**EXERCISE**
Filter the entries below down to the lines that hold "count".

Dataset items:
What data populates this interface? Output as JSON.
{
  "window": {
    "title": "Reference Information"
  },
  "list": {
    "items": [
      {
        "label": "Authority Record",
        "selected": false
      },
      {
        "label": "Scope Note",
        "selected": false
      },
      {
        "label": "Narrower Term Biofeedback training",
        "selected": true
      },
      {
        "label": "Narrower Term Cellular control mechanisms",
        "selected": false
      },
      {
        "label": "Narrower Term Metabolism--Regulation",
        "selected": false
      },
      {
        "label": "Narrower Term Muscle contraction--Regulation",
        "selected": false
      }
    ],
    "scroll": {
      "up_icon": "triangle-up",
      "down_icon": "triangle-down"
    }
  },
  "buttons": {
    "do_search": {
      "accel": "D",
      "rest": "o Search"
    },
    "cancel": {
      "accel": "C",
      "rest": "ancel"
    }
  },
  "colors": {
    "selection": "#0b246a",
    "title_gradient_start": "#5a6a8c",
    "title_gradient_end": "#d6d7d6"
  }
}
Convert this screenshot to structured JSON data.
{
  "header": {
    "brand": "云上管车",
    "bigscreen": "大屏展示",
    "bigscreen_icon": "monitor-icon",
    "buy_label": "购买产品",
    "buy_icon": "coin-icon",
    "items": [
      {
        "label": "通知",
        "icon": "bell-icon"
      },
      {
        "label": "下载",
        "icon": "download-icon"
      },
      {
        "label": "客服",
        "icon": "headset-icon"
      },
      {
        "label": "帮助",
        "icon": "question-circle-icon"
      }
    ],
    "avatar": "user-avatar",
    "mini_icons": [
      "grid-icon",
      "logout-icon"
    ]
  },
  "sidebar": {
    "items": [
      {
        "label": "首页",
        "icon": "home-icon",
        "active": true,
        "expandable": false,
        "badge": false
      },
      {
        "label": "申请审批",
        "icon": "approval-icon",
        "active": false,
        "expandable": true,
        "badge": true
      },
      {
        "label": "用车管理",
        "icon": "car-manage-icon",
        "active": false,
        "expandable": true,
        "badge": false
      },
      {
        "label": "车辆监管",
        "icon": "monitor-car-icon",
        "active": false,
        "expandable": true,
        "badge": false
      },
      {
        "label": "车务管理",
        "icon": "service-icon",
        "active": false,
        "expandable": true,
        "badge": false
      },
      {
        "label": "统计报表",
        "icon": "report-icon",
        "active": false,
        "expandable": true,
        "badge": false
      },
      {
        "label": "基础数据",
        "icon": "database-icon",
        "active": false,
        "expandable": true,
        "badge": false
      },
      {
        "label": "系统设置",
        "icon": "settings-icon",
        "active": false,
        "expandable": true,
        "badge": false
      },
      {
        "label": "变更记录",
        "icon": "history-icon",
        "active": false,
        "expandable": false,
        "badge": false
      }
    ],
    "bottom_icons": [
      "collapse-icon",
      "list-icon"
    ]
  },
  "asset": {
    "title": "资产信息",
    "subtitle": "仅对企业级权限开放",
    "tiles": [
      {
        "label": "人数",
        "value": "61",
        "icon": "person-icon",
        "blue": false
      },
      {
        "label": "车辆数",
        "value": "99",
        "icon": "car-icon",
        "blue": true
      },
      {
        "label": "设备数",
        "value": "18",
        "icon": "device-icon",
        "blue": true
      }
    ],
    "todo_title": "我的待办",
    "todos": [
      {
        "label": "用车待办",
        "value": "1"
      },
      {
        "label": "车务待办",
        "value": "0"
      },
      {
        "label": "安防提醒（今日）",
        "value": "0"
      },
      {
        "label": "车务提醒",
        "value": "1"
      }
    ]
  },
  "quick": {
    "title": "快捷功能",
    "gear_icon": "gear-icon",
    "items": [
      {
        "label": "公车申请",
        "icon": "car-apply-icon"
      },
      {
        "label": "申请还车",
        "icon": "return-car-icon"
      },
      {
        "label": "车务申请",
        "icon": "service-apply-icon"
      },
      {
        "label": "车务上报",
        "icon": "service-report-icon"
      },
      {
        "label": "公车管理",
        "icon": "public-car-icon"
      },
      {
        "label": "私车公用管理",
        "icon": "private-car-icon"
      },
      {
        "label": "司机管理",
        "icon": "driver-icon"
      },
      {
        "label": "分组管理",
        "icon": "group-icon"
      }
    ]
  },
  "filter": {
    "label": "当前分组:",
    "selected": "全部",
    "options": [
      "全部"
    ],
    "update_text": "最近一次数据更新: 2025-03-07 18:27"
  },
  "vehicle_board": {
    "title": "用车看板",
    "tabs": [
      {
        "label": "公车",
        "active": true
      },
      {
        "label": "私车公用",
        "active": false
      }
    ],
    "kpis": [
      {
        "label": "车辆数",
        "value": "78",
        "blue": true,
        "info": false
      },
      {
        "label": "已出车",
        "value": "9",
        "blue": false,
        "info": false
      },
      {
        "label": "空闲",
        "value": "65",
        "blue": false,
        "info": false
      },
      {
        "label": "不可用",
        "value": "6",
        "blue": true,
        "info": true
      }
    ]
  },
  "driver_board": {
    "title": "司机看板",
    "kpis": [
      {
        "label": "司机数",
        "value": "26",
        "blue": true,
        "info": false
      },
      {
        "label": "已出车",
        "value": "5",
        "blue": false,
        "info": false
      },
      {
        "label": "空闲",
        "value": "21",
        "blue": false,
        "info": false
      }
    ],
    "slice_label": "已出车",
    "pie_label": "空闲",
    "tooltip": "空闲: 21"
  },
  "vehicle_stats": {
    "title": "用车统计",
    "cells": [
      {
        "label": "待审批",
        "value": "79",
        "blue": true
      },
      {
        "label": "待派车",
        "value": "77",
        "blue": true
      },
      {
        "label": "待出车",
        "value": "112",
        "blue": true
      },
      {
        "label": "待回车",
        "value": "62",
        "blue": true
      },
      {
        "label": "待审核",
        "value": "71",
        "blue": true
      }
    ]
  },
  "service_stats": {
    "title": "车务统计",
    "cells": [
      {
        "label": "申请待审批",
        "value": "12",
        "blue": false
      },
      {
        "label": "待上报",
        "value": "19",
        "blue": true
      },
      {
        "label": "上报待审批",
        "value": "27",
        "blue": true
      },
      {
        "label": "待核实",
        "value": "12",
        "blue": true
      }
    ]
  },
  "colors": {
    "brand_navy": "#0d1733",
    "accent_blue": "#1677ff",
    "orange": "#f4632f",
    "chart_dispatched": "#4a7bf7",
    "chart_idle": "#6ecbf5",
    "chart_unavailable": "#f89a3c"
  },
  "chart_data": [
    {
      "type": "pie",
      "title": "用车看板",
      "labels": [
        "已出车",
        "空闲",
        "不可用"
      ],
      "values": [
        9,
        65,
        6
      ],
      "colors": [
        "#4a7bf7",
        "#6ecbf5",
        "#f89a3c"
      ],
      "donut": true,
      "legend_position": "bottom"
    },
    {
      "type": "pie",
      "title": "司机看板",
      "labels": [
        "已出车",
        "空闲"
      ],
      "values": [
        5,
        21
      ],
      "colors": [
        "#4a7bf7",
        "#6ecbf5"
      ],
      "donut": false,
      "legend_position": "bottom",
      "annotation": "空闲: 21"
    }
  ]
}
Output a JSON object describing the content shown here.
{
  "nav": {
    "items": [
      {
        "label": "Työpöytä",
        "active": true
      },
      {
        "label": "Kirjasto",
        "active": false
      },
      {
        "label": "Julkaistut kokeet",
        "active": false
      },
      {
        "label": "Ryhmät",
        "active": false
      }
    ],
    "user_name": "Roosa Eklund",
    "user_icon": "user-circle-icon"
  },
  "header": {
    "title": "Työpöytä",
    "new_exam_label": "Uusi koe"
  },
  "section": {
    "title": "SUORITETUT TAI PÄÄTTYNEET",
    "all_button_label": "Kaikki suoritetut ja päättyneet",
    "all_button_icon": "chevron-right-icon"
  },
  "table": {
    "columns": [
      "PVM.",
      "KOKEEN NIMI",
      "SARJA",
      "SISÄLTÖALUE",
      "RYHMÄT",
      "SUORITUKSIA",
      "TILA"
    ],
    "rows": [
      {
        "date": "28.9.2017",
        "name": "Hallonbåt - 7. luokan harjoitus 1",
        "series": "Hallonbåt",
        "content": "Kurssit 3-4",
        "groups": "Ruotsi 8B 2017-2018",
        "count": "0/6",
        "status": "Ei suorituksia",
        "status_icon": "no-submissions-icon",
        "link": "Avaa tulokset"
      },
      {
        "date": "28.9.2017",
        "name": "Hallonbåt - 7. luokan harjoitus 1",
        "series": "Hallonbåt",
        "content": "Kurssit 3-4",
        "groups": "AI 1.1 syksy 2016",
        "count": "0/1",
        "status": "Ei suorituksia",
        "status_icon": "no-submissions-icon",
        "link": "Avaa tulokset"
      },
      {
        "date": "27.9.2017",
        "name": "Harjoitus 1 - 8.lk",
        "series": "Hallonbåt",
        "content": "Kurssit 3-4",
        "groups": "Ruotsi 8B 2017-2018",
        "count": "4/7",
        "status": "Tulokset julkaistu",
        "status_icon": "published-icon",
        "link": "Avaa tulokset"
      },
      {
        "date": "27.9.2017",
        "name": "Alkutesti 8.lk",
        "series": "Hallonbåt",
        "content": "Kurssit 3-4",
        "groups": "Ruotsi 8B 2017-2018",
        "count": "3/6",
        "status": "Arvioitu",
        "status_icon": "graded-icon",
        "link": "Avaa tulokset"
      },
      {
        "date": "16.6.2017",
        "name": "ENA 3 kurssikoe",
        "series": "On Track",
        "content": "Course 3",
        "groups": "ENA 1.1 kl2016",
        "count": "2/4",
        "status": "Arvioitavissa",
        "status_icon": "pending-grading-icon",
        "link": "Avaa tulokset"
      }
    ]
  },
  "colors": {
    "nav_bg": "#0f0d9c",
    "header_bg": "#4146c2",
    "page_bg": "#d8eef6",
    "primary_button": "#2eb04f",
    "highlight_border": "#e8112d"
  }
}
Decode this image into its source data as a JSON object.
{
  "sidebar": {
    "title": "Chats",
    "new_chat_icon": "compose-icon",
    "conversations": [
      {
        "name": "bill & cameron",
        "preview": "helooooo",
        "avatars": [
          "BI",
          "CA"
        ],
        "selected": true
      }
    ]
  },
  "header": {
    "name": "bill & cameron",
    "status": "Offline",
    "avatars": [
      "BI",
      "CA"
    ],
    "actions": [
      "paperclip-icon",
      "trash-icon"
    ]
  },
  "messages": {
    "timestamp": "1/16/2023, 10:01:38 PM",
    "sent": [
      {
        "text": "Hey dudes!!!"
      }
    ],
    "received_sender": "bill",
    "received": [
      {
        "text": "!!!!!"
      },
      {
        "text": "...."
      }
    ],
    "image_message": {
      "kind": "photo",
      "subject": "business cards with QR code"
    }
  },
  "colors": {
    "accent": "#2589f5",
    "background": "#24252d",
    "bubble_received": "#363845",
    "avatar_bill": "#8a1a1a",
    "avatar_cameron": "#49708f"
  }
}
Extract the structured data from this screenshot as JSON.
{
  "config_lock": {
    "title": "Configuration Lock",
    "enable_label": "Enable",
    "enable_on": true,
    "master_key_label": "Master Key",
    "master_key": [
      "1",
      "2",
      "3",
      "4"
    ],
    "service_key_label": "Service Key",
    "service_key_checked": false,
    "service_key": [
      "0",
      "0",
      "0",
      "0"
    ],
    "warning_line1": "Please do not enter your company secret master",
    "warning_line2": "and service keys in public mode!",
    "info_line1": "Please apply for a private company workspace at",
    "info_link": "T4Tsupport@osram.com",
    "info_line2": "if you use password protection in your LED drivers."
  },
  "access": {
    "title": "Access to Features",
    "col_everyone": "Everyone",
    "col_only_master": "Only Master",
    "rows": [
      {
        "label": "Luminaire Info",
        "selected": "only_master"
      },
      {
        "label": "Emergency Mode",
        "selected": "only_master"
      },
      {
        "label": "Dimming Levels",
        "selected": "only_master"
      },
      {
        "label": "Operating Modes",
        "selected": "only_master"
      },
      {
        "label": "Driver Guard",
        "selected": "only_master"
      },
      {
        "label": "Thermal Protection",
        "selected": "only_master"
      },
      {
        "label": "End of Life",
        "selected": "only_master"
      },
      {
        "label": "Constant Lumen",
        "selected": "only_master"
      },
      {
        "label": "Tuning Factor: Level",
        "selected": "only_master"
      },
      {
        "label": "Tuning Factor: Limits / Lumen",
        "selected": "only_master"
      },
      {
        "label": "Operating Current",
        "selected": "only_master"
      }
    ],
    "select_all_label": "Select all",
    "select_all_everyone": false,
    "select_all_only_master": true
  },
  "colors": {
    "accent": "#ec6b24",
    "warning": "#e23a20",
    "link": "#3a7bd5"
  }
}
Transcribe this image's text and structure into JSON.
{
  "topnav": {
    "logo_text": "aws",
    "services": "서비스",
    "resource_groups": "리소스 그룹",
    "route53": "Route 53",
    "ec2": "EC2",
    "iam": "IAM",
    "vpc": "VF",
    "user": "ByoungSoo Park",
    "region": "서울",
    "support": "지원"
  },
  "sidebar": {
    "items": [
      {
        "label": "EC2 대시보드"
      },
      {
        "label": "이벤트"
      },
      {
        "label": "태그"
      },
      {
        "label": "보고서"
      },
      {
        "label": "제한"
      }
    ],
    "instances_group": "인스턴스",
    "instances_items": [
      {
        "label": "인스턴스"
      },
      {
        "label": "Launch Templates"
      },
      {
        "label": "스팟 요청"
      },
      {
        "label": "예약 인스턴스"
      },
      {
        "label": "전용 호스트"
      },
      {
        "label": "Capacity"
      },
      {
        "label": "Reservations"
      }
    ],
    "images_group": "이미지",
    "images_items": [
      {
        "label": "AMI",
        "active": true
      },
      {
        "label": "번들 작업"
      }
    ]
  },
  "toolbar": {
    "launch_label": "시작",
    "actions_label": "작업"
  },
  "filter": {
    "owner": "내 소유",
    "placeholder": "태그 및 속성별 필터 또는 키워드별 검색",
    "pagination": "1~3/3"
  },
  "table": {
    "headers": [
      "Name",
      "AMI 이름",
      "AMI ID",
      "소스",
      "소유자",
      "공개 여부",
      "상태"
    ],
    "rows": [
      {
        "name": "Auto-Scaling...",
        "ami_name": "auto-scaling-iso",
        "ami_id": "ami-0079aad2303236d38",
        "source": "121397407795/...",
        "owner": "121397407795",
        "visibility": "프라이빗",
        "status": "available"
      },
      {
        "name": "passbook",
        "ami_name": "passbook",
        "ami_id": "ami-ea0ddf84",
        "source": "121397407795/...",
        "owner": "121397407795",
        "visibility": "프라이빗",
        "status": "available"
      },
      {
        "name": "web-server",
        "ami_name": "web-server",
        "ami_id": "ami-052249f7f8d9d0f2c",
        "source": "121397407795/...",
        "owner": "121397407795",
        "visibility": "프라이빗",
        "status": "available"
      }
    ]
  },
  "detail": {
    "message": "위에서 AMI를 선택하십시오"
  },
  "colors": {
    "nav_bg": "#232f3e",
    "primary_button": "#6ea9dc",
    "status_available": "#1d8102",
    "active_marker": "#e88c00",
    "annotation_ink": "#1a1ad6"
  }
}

**SOLUTION**
        "count": "0/6",
        "count": "0/1",
        "count": "4/7",
        "count": "3/6",
        "count": "2/4",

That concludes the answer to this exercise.